Segment Start: Supplied data
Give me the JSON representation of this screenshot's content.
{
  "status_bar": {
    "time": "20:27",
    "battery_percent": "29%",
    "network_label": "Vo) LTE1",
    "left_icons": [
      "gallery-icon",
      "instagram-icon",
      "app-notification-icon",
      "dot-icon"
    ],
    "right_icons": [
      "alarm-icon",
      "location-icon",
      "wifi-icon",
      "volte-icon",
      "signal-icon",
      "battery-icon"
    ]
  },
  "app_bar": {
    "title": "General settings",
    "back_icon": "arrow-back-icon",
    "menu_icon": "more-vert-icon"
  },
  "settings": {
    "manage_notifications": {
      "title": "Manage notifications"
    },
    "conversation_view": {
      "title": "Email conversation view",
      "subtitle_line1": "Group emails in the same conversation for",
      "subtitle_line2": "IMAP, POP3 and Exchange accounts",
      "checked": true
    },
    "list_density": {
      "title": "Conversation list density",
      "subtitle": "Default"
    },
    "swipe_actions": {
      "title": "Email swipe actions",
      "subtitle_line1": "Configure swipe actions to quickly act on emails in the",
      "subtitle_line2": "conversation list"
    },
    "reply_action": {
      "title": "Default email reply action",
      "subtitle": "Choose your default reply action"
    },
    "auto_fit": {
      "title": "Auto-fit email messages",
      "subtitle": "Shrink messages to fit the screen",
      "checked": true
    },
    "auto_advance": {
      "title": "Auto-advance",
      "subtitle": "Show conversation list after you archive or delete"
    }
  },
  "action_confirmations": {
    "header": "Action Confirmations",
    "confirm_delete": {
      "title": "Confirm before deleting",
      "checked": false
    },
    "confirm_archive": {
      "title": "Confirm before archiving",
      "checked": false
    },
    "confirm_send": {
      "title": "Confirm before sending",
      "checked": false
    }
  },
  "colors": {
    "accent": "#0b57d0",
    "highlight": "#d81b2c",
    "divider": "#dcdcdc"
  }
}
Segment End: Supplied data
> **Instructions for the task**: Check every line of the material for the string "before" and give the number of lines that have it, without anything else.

> **Response**: 3